Lastly, the design and implementation of irrigation systems must take into account wind effects. Strong winds can cause water loss through evaporation or uneven water distribution, impacting the effectiveness and efficiency of irrigation.
In conclusion, while irrigation offers significant advantages such as improved soil fertility, cash crop cultivation, and enhanced living standards, it is crucial to address the disadvantages such as high costs, water overflow risks, limitations for certain crops, and wind effects. By carefully considering these factors, farmers can maximize the benefits of irrigation while minimizing potential drawbacks.
What are the advantages of irrigation in agriculture?
Irrigation improves soil fertility, allows for the cultivation of cash crops, contributes to hydroelectric power generation, prevents weed growth, and provides employment opportunities through the construction of irrigation channels.
What are the disadvantages of irrigation in agriculture?

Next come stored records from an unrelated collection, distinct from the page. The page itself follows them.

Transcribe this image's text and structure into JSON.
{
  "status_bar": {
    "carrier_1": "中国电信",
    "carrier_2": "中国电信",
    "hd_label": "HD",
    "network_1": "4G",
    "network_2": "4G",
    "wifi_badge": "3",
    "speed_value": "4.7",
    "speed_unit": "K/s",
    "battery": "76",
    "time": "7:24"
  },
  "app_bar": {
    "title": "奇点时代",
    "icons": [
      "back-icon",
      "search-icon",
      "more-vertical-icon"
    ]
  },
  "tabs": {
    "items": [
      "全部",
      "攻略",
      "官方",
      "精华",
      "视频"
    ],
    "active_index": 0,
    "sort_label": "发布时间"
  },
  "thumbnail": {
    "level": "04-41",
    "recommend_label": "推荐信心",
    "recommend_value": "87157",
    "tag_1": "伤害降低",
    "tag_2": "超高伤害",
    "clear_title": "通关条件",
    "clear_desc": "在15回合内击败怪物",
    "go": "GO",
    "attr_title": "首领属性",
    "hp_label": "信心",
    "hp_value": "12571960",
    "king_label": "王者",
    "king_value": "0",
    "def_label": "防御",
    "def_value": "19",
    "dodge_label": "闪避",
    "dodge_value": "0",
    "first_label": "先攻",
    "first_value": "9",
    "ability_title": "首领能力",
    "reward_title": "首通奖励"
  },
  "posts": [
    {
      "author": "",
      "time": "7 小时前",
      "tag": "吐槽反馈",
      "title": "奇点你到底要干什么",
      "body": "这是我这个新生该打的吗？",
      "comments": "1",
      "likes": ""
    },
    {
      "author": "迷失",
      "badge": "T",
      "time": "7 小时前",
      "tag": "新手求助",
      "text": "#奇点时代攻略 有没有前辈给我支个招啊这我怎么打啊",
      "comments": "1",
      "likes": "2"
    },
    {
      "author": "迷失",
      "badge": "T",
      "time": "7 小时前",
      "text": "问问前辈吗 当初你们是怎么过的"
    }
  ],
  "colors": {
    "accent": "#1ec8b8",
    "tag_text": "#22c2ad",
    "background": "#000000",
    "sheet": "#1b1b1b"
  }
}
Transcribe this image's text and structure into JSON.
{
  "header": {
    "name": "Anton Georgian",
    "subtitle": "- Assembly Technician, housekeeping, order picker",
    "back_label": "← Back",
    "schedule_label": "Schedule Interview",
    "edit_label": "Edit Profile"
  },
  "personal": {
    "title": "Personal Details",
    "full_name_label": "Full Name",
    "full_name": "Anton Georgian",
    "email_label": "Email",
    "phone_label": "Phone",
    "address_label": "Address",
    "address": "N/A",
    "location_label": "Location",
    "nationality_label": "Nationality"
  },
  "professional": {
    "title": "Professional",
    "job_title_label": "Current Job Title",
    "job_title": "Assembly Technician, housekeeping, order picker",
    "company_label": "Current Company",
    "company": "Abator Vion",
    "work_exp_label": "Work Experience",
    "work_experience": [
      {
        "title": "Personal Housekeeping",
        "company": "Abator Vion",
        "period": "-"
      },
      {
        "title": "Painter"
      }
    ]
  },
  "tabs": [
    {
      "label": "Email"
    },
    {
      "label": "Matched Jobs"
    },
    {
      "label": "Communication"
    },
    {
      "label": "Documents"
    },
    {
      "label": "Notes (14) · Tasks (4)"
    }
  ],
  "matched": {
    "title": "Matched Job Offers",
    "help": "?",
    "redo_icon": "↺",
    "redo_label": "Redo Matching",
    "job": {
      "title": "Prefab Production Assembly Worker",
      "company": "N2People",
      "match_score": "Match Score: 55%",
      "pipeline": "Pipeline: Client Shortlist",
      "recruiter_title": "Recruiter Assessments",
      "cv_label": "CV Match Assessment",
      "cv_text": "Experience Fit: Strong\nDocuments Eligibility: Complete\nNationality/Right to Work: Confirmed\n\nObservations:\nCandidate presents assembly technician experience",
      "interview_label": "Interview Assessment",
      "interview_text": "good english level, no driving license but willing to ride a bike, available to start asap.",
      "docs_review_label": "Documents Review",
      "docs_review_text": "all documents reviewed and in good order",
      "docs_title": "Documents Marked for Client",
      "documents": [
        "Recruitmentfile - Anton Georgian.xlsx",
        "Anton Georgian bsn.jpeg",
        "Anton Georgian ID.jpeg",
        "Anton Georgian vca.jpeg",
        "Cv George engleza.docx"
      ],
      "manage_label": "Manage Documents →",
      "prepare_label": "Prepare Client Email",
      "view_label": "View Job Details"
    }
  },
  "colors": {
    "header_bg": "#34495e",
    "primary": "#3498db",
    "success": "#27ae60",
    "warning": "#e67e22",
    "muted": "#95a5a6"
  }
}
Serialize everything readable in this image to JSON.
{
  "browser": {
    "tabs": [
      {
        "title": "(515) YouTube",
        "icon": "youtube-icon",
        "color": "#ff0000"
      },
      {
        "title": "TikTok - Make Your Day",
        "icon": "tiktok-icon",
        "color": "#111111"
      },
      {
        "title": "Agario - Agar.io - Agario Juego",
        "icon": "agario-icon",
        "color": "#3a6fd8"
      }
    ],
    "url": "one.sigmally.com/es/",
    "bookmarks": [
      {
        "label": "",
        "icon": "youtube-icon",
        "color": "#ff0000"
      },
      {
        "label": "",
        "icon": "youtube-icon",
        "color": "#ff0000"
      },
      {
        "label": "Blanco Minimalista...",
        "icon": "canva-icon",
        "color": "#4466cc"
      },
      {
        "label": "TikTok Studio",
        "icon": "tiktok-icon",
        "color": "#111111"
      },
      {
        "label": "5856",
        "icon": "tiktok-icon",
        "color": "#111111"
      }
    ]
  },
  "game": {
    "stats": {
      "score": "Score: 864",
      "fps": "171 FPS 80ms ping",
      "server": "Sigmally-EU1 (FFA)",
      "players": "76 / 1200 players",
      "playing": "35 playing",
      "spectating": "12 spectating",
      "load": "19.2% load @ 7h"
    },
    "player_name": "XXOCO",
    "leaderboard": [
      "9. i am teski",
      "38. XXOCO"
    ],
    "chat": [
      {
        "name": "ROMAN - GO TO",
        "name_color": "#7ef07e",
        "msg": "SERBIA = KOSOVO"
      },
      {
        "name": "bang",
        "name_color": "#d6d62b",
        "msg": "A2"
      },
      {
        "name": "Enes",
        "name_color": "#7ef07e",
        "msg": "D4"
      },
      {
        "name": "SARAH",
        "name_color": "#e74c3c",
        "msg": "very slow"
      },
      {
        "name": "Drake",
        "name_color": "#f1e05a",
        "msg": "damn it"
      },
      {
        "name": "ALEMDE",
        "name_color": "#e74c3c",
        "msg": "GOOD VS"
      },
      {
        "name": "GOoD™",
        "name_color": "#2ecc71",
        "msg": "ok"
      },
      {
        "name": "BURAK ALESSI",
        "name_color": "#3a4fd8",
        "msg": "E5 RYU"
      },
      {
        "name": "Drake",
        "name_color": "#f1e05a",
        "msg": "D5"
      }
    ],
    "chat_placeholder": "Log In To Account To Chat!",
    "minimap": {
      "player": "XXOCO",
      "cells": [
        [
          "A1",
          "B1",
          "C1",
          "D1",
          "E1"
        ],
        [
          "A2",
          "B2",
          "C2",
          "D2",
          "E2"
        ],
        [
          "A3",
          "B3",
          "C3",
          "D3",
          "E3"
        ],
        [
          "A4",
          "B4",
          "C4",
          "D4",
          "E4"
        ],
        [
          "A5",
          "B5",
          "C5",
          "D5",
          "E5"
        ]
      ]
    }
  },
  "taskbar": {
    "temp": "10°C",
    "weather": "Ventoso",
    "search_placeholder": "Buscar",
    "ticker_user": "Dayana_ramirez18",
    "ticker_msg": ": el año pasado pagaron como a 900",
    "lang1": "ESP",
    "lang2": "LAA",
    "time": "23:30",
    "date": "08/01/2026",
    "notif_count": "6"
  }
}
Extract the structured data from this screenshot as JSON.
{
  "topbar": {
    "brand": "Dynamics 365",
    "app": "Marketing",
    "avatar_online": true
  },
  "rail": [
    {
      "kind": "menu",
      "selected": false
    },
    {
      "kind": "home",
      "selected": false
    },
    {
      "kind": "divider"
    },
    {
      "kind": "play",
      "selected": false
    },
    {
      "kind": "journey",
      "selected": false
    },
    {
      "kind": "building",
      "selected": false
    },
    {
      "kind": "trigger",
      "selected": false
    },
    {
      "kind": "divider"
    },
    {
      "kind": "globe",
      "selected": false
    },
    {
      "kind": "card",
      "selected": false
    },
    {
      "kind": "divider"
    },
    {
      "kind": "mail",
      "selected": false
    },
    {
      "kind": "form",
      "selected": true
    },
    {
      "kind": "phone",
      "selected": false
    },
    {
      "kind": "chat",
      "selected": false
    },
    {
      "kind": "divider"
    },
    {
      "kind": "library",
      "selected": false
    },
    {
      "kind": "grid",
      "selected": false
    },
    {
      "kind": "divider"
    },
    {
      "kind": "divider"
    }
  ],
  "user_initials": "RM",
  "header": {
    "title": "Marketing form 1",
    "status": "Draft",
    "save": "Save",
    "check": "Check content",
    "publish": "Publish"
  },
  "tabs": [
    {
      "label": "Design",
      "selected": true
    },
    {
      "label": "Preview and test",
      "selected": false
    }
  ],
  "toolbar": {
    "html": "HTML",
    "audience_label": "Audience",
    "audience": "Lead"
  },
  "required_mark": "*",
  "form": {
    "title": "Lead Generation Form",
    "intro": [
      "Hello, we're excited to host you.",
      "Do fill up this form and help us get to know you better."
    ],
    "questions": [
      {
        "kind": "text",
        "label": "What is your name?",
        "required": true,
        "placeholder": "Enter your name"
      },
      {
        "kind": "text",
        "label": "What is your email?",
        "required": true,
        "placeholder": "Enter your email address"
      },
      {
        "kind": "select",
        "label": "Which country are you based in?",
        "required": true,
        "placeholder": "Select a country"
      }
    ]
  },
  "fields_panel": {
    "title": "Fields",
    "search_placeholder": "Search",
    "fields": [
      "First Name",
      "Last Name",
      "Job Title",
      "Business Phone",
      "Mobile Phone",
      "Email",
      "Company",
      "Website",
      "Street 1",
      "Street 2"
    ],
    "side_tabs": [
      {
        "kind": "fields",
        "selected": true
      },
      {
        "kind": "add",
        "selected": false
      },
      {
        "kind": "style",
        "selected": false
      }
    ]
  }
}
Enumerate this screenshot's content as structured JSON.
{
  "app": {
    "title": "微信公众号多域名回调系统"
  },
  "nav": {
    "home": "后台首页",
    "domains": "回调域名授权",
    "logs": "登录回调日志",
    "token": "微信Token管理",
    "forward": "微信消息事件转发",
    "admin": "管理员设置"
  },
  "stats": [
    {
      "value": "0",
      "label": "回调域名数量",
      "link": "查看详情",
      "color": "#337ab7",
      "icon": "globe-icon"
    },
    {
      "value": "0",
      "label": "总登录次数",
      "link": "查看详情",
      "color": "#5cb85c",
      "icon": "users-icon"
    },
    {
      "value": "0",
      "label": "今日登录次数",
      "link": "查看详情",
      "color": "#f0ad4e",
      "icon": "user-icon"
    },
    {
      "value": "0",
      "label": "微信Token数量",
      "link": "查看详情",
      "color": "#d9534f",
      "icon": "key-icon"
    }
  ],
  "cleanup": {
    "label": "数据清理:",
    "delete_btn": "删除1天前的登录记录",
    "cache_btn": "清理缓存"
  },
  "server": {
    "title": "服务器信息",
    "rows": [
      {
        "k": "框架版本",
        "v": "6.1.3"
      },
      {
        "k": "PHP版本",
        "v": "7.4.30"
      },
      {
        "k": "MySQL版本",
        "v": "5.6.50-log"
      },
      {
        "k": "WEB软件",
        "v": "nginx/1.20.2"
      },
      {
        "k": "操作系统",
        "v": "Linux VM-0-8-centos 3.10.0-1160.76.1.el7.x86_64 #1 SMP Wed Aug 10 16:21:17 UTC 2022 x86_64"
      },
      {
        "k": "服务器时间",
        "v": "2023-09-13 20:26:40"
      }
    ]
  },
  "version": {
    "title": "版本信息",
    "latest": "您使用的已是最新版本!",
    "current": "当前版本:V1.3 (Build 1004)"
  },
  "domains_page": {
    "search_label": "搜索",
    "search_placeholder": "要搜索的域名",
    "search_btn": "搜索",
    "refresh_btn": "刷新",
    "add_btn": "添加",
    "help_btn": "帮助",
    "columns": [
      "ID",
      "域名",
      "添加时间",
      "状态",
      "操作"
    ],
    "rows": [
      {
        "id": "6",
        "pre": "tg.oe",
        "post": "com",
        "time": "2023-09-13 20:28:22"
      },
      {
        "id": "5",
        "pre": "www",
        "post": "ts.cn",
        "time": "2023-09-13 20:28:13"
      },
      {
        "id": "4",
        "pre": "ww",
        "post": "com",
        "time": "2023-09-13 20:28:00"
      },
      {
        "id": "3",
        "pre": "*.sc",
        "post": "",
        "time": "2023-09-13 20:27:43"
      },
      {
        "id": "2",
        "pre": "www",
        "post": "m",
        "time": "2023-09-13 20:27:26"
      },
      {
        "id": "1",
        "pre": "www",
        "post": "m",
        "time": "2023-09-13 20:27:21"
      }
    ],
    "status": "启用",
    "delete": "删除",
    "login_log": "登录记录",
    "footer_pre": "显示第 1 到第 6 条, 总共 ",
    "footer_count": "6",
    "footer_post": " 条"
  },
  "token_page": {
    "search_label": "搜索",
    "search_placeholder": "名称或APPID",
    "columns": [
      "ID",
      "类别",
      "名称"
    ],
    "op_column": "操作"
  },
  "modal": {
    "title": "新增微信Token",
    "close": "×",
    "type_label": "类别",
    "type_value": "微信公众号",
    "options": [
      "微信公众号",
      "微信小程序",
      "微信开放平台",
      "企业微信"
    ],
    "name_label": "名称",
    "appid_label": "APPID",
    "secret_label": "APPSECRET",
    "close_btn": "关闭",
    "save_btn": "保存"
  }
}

The initial costs of setting up an irrigation system can be high, and there is a risk of water overflow leading to waterborne diseases. Certain crops may not be suitable for continuous irrigation, and wind effects need to be considered in the design and implementation of irrigation systems.
What are the different types of irrigation methods?
The different types of irrigation methods include surface irrigation, drip irrigation, sprinkler irrigation, micro-irrigation, water wheel irrigation, lawn sprinkler irrigation, and sub-irrigation.
How does surface irrigation work?
Surface irrigation, also known as gravity irrigation, involves water flowing according to the slope of the land, allowing for the watering of crops.
How does drip irrigation work?
Drip irrigation delivers water directly to the roots of plants in a controlled manner, making it the most water-efficient method.
How does sprinkler irrigation work?
Sprinkler irrigation, also known as overhead irrigation, involves sprinklers or spraying devices mounted on pipes to evenly distribute water over crops.
What is micro-irrigation?
Micro-irrigation is a localized irrigation method that delivers water at low pressure directly to each plant or its immediate surroundings.
What is water wheel irrigation?
Water wheel irrigation, also known as center-pivot irrigation, involves watering plants in a circular pattern from a central pivot point.
What is lawn sprinkler irrigation?
Lawn sprinkler irrigation is commonly used in residential lawns, schools, and golf courses, applying water through permanently fixed sprinklers.
What is sub-irrigation?
Sub-irrigation, also known as seepage irrigation, provides water to the root zone of plants and allows for excess water storage.